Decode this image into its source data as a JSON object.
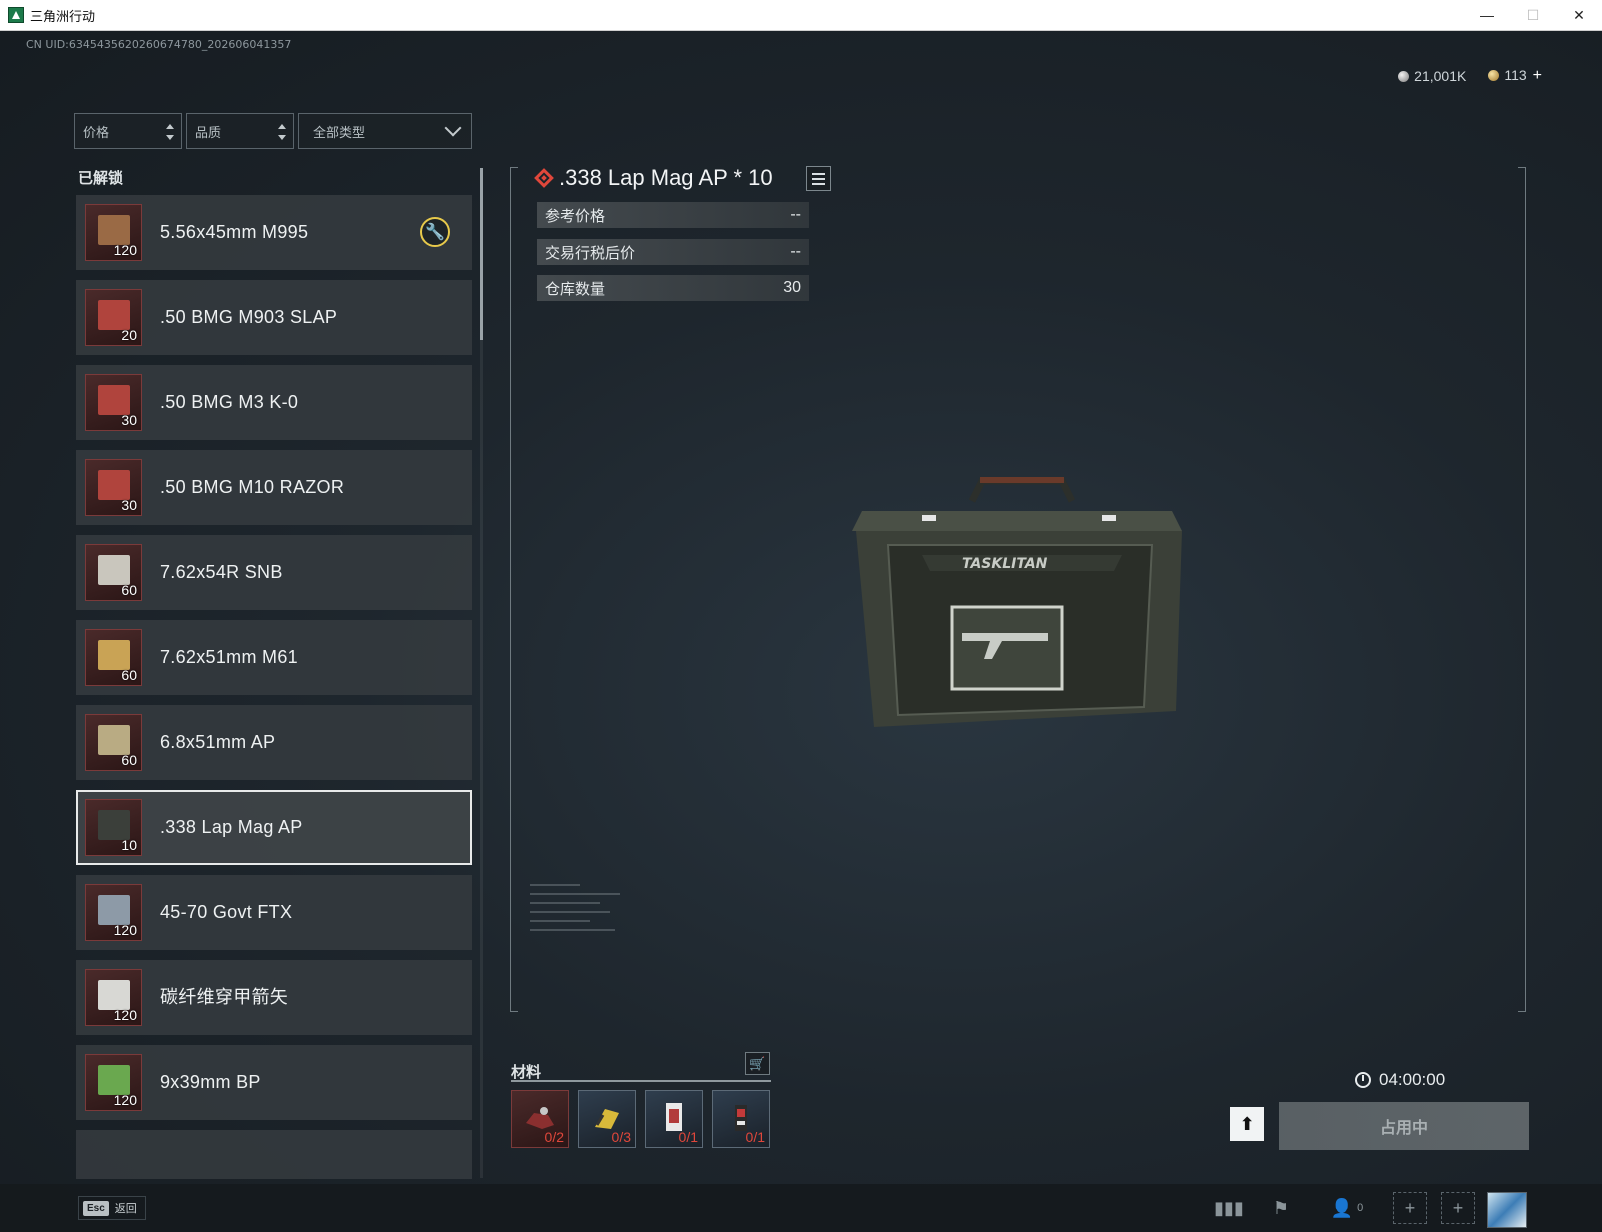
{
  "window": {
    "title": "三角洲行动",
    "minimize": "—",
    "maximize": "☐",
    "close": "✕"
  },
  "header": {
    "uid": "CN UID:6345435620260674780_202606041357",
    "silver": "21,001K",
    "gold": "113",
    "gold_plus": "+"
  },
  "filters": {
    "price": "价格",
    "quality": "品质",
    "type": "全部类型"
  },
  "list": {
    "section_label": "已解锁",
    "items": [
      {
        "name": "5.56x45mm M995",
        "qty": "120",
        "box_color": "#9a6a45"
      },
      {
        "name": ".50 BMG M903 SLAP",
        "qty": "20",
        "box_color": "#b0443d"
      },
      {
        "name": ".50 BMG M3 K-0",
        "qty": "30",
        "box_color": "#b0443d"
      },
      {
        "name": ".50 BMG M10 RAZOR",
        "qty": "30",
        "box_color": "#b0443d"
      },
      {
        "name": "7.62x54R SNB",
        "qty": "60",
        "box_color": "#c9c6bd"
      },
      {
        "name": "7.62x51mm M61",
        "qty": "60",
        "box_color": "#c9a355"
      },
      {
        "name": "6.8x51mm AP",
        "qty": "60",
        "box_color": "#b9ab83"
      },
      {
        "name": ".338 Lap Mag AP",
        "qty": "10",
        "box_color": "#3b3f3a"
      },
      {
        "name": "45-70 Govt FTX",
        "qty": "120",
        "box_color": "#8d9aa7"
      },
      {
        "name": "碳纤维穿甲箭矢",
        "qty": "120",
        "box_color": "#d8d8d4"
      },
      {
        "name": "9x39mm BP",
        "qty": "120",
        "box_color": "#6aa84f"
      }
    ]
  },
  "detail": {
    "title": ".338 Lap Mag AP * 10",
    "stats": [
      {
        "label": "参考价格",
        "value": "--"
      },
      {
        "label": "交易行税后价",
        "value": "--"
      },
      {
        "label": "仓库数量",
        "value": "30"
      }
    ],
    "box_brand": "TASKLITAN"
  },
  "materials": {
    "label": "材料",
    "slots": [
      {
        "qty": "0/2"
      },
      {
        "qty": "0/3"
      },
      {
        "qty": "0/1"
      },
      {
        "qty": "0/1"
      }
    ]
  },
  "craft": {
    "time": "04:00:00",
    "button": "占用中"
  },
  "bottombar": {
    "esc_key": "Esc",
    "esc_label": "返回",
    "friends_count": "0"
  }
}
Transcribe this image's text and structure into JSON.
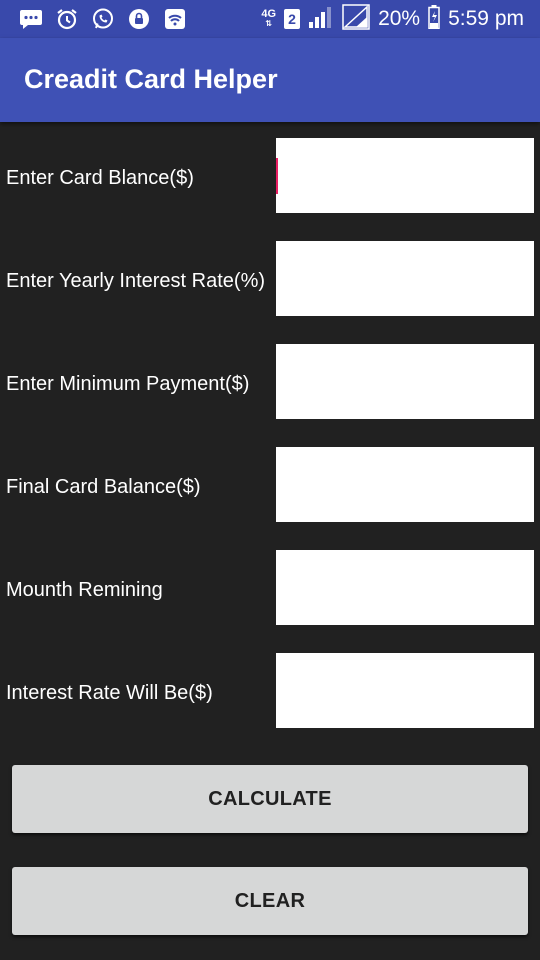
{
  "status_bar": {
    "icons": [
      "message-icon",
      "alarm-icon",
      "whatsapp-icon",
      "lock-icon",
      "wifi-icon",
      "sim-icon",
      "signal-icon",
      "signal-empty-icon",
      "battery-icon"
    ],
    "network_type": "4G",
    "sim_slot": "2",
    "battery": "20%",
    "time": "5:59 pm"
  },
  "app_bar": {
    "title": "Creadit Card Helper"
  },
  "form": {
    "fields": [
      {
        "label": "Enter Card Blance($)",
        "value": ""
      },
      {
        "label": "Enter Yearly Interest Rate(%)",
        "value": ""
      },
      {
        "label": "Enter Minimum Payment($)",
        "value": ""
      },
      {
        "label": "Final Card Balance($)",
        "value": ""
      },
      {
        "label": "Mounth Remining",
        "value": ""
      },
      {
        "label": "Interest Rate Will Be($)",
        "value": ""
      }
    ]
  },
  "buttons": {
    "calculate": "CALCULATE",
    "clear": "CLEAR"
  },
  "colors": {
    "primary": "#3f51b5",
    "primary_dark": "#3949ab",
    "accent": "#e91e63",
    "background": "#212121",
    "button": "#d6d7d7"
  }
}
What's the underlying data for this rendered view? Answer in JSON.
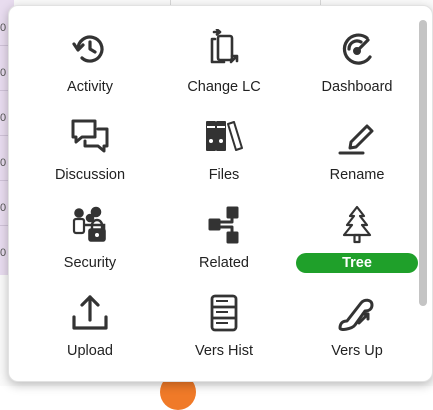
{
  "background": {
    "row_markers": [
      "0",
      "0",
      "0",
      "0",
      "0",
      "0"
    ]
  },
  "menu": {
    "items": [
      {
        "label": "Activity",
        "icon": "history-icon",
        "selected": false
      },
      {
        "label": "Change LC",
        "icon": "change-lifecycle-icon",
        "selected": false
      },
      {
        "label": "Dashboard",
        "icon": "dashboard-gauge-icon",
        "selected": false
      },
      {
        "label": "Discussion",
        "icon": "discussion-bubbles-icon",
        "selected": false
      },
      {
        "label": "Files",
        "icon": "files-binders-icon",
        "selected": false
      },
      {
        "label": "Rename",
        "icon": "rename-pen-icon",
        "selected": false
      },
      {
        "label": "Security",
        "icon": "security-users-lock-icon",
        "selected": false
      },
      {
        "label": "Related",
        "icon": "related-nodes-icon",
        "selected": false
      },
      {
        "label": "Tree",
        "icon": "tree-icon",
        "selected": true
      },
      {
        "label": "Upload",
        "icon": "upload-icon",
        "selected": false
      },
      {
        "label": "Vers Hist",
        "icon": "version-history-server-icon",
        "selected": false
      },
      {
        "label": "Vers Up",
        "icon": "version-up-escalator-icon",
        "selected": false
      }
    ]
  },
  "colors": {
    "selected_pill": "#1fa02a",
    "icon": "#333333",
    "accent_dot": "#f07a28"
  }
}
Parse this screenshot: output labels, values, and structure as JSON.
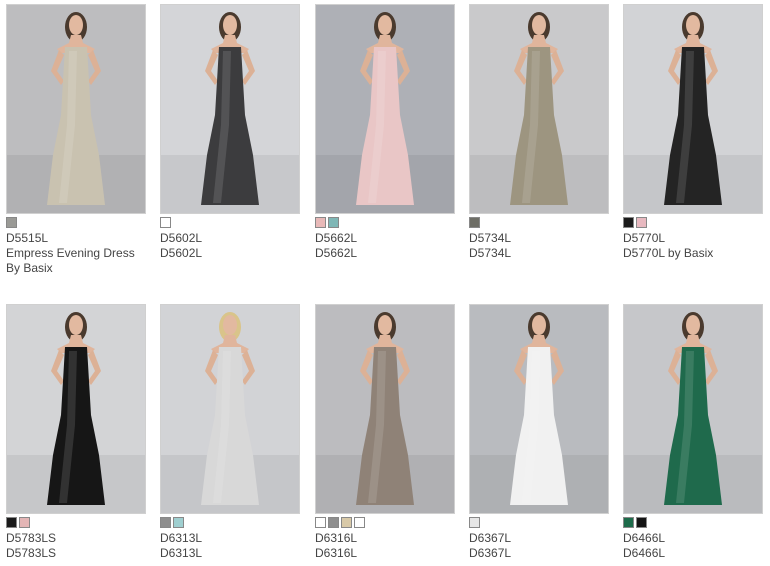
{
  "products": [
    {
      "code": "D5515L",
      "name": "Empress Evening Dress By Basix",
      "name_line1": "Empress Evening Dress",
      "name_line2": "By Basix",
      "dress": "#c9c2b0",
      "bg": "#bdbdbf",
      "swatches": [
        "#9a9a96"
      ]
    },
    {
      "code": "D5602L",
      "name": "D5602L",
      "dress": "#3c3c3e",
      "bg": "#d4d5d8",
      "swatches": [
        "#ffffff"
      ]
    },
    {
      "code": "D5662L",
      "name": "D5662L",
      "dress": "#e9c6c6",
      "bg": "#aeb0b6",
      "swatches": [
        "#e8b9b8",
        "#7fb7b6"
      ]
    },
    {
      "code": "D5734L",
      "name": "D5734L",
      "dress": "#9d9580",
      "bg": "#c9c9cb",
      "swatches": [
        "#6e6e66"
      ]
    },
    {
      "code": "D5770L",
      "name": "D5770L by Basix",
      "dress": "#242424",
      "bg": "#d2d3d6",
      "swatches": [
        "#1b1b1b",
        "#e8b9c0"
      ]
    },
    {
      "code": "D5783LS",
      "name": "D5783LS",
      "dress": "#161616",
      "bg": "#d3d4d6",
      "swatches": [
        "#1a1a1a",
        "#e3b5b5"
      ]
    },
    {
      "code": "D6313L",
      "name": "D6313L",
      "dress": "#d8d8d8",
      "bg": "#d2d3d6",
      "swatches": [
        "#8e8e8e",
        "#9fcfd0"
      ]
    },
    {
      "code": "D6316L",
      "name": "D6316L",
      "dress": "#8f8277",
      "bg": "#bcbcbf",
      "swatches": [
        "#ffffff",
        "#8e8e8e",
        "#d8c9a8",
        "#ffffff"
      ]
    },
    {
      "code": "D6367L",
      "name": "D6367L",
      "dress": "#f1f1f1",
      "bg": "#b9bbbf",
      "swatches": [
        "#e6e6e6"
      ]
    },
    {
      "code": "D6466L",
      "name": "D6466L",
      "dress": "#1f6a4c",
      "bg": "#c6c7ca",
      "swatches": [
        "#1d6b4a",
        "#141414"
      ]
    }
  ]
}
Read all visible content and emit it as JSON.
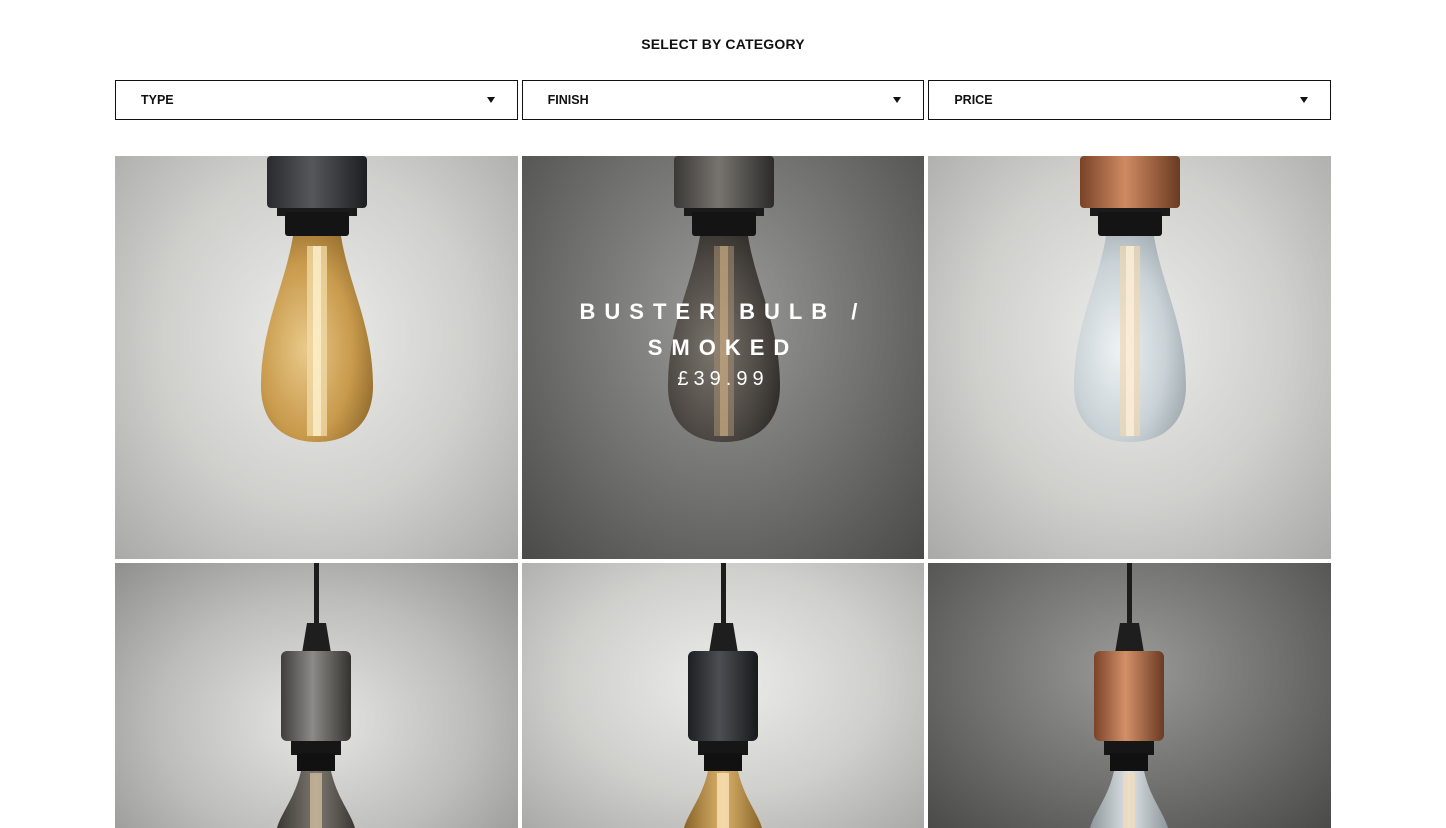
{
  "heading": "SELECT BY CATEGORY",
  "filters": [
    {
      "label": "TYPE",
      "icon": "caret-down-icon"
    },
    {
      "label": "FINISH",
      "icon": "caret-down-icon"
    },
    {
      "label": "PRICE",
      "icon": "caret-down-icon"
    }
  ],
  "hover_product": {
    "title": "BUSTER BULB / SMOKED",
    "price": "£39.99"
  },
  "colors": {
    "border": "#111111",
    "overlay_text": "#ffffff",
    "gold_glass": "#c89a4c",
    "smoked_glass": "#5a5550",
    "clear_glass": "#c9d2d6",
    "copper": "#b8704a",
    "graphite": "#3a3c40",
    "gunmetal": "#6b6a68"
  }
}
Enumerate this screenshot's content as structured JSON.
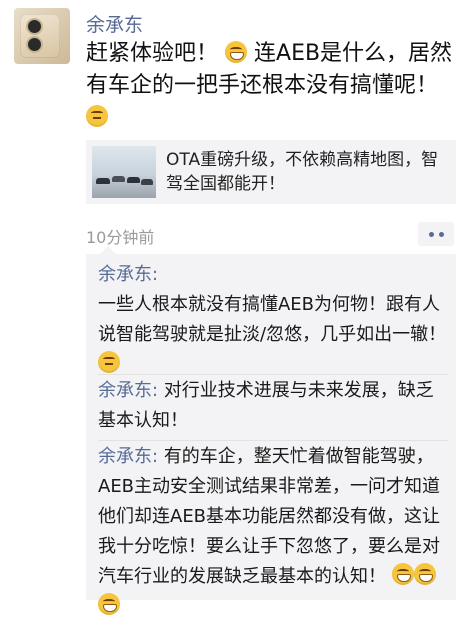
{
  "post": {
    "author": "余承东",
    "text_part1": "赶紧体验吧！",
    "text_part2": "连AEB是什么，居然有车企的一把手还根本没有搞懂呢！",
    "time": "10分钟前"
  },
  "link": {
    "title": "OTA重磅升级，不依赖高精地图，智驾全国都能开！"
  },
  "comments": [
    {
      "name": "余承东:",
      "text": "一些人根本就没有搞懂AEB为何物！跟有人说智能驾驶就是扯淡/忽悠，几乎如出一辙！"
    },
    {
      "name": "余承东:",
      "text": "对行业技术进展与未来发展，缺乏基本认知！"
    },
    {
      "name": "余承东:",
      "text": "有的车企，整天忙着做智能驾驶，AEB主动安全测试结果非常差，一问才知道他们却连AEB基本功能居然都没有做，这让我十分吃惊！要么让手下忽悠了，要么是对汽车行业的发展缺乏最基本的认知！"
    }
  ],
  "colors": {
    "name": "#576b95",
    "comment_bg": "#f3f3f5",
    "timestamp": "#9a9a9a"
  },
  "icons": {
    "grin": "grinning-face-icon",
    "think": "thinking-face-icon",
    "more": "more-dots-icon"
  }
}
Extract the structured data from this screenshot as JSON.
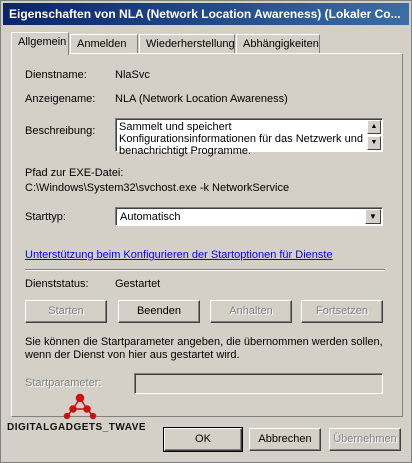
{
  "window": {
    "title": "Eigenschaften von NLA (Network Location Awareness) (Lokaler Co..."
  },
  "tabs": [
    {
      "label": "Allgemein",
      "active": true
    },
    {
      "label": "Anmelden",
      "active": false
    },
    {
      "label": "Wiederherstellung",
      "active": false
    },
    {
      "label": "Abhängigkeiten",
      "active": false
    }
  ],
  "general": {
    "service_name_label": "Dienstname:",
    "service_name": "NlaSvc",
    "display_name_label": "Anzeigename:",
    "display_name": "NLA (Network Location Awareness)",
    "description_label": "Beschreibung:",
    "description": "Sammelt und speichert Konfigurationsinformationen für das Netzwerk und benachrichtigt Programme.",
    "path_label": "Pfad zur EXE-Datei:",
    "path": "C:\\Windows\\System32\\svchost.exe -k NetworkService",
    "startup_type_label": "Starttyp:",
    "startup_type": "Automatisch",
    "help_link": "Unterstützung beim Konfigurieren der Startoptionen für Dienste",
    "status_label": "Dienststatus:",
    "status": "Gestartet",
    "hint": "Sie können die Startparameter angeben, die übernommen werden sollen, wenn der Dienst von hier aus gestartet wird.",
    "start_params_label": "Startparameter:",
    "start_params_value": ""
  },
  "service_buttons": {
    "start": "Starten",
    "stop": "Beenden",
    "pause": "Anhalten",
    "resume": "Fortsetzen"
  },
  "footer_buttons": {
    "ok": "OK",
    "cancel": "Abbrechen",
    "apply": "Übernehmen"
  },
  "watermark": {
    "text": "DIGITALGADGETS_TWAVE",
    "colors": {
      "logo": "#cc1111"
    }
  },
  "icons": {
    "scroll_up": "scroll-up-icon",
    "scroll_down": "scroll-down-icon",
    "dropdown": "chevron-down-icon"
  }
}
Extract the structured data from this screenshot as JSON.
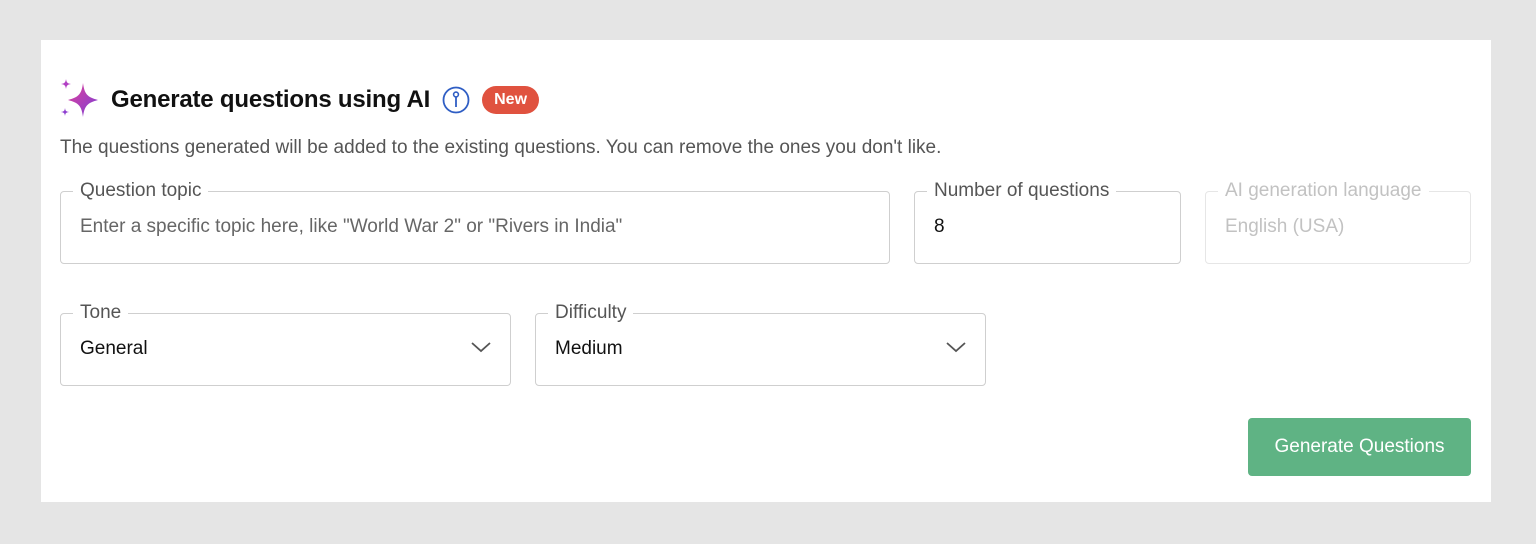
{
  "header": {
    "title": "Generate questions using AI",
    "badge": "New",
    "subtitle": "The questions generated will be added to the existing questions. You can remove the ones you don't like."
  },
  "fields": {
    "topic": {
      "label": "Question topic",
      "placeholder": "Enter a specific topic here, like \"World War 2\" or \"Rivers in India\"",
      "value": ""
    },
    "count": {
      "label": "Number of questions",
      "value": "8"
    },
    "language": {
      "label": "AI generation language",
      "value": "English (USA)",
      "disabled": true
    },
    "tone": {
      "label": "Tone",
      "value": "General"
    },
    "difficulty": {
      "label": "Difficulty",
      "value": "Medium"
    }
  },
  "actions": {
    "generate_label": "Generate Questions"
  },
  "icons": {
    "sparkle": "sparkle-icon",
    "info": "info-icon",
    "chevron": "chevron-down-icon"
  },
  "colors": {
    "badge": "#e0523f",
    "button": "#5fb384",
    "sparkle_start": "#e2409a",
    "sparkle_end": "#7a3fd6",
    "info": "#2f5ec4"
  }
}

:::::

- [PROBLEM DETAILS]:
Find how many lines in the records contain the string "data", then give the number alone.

- [RESPONSE]:
4